[Page and application data records]
————————

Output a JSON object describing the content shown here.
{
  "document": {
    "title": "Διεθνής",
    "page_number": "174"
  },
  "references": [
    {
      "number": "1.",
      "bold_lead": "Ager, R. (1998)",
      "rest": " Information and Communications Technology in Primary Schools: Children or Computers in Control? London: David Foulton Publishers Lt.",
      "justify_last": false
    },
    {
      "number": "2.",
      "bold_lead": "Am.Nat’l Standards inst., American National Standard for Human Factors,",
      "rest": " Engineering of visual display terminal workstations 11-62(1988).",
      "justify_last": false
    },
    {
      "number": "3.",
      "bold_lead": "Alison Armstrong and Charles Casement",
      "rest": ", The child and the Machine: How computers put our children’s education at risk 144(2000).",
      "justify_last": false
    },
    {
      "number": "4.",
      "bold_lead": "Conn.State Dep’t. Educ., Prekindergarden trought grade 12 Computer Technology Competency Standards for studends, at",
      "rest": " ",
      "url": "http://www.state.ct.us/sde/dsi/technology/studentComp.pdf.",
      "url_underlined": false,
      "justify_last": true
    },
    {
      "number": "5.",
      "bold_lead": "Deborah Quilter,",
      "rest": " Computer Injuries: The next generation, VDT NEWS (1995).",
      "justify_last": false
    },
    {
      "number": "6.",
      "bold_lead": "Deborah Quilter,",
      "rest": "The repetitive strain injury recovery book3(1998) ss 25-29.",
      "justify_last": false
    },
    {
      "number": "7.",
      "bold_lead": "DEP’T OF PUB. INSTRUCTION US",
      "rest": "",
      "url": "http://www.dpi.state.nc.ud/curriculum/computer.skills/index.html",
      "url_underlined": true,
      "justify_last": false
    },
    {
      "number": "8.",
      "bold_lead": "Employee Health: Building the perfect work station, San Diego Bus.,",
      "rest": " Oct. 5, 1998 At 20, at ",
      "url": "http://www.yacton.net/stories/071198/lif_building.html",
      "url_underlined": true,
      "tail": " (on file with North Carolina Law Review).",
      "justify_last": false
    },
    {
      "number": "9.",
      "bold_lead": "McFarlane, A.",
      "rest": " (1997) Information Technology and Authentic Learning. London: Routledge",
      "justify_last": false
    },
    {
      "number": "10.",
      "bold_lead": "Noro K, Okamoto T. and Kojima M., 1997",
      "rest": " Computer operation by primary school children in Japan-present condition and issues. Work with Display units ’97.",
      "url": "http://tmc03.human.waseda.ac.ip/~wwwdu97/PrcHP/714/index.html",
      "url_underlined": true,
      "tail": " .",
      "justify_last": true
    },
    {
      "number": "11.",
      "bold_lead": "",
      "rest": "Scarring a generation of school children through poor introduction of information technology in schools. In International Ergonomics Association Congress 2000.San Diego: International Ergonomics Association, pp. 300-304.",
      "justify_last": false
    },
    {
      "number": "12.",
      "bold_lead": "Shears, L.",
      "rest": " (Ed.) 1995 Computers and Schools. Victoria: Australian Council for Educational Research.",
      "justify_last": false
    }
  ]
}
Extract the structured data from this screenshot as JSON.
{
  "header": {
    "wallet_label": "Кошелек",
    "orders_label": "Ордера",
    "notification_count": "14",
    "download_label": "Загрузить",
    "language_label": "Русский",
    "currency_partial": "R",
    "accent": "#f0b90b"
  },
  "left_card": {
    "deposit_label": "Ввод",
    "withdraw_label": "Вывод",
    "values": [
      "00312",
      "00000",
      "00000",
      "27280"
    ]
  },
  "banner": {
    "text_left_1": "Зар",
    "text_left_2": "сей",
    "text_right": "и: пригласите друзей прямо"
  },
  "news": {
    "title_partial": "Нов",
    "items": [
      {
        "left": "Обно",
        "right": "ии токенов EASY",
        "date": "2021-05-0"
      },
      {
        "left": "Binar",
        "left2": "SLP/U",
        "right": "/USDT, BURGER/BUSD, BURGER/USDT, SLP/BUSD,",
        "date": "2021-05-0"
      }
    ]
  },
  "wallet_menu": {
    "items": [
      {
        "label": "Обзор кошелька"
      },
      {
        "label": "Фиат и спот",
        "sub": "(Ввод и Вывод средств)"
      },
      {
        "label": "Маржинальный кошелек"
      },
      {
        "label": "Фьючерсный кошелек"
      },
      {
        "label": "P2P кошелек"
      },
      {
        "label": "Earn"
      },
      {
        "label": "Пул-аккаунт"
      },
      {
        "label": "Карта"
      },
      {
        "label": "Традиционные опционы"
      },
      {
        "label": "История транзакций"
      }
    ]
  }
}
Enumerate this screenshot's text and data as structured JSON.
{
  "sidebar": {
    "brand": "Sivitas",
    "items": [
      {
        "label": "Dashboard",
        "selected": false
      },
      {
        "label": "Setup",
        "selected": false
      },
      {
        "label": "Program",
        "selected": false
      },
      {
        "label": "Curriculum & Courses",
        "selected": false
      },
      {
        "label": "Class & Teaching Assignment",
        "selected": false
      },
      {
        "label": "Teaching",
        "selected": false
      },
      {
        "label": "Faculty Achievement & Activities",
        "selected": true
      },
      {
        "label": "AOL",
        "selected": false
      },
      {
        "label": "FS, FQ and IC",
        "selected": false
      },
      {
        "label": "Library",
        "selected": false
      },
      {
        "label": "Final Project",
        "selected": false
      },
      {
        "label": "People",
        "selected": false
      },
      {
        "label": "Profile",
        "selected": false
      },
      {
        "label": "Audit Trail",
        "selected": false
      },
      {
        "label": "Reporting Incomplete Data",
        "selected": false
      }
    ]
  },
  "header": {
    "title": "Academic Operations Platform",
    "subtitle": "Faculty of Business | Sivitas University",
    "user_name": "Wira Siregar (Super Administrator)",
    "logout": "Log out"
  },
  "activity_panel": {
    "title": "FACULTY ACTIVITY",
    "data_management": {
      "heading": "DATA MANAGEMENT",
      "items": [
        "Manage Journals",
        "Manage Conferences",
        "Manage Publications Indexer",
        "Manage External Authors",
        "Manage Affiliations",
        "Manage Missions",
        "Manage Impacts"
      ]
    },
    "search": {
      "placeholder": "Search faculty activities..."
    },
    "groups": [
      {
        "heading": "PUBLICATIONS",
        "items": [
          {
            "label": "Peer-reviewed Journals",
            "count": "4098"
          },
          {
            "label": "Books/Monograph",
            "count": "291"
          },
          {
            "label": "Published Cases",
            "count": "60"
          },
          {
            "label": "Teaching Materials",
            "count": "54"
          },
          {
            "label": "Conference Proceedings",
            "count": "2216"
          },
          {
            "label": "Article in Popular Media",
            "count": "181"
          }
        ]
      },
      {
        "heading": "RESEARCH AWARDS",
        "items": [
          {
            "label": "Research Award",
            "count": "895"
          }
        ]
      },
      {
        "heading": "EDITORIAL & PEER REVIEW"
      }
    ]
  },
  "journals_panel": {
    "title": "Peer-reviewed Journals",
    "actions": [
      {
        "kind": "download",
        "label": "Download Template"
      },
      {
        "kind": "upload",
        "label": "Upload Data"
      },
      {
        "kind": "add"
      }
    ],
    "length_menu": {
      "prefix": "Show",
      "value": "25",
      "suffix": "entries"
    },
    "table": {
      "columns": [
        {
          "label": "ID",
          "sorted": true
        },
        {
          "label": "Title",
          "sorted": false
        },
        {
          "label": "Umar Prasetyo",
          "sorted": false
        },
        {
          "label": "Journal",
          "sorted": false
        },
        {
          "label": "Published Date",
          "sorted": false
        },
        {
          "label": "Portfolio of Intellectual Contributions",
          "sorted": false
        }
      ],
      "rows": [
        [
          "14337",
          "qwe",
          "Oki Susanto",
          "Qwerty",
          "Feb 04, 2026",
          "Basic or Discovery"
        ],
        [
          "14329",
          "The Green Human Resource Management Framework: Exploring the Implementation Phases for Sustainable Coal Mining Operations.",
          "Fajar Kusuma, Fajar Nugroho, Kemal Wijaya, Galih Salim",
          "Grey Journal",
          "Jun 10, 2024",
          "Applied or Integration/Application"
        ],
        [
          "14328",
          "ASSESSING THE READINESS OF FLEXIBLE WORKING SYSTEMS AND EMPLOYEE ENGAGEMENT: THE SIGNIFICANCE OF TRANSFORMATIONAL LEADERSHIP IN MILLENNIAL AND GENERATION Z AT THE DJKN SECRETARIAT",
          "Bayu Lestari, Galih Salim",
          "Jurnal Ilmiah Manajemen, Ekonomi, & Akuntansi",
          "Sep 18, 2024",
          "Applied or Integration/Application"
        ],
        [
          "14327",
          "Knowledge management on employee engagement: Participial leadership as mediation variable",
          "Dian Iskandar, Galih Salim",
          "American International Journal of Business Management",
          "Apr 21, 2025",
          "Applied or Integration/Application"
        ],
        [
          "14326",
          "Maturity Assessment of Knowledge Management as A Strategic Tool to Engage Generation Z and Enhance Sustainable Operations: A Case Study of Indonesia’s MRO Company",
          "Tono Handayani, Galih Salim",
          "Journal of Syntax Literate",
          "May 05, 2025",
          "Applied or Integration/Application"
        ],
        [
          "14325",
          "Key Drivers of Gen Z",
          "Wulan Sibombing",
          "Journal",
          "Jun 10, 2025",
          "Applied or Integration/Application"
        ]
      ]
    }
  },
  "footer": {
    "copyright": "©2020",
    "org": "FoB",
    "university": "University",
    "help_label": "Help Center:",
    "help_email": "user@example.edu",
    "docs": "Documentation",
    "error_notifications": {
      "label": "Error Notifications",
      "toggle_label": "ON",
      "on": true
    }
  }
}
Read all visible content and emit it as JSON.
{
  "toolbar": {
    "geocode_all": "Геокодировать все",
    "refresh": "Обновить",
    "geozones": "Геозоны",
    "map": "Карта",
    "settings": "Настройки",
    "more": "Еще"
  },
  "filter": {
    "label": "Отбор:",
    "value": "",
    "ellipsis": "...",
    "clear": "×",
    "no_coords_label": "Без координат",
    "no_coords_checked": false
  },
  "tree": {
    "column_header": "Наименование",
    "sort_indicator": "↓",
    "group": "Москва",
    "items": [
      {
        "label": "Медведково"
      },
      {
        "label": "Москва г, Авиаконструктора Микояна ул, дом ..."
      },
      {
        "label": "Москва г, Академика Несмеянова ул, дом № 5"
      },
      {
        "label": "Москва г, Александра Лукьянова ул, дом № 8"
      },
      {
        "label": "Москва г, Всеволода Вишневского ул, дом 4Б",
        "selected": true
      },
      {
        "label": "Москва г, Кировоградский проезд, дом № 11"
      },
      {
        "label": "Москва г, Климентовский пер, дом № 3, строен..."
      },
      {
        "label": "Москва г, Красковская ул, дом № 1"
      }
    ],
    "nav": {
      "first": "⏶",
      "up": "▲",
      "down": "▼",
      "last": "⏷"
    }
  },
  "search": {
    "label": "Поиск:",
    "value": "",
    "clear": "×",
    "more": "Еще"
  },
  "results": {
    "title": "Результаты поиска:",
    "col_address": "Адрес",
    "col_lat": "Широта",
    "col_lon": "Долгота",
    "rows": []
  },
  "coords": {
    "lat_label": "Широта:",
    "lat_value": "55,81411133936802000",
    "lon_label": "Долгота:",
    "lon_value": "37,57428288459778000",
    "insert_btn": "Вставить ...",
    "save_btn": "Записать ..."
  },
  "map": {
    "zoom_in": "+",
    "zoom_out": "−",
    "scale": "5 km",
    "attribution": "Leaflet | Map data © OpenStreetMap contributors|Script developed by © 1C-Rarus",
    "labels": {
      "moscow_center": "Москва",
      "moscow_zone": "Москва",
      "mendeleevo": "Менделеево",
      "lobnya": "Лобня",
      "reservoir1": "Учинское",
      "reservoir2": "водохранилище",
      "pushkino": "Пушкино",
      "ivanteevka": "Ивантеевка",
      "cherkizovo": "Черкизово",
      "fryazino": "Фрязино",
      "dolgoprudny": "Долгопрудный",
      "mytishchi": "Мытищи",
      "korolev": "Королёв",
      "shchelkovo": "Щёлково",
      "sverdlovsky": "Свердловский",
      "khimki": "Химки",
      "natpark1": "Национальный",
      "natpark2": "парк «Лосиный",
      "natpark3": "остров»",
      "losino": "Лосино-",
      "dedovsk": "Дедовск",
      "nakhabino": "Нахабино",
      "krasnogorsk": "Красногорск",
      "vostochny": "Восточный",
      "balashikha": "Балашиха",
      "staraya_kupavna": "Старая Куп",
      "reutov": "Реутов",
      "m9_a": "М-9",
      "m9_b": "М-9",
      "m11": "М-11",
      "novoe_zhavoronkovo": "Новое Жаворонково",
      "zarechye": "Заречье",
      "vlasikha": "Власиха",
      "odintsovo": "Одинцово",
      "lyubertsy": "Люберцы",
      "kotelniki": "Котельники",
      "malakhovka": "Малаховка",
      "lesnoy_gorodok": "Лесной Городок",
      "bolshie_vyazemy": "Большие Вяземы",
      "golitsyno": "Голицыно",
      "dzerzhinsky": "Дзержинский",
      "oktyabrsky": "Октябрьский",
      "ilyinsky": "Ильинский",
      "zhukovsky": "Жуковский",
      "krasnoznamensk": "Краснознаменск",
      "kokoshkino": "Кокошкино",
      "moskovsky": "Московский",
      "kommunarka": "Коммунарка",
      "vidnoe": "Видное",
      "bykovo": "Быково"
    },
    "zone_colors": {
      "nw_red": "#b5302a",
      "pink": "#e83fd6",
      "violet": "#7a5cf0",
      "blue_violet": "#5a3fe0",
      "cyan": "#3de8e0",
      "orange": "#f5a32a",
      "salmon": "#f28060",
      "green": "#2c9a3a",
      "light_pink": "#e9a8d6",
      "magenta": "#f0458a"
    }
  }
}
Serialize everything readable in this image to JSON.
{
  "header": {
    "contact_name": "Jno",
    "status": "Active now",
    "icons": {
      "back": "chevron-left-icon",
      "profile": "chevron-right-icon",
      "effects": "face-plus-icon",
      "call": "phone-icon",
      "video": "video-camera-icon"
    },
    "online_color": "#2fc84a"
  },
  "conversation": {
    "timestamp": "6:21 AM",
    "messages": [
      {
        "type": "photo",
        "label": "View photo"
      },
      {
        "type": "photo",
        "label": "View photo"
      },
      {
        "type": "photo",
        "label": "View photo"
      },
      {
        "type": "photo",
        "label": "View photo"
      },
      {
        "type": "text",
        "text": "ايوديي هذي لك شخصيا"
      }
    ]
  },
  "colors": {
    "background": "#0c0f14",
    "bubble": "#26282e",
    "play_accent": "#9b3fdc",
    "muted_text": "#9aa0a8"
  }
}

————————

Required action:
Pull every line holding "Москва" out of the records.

Your response:
    "group": "Москва",
        "label": "Москва г, Авиаконструктора Микояна ул, дом ..."
        "label": "Москва г, Академика Несмеянова ул, дом № 5"
        "label": "Москва г, Александра Лукьянова ул, дом № 8"
        "label": "Москва г, Всеволода Вишневского ул, дом 4Б",
        "label": "Москва г, Кировоградский проезд, дом № 11"
        "label": "Москва г, Климентовский пер, дом № 3, строен..."
        "label": "Москва г, Красковская ул, дом № 1"
      "moscow_center": "Москва",
      "moscow_zone": "Москва",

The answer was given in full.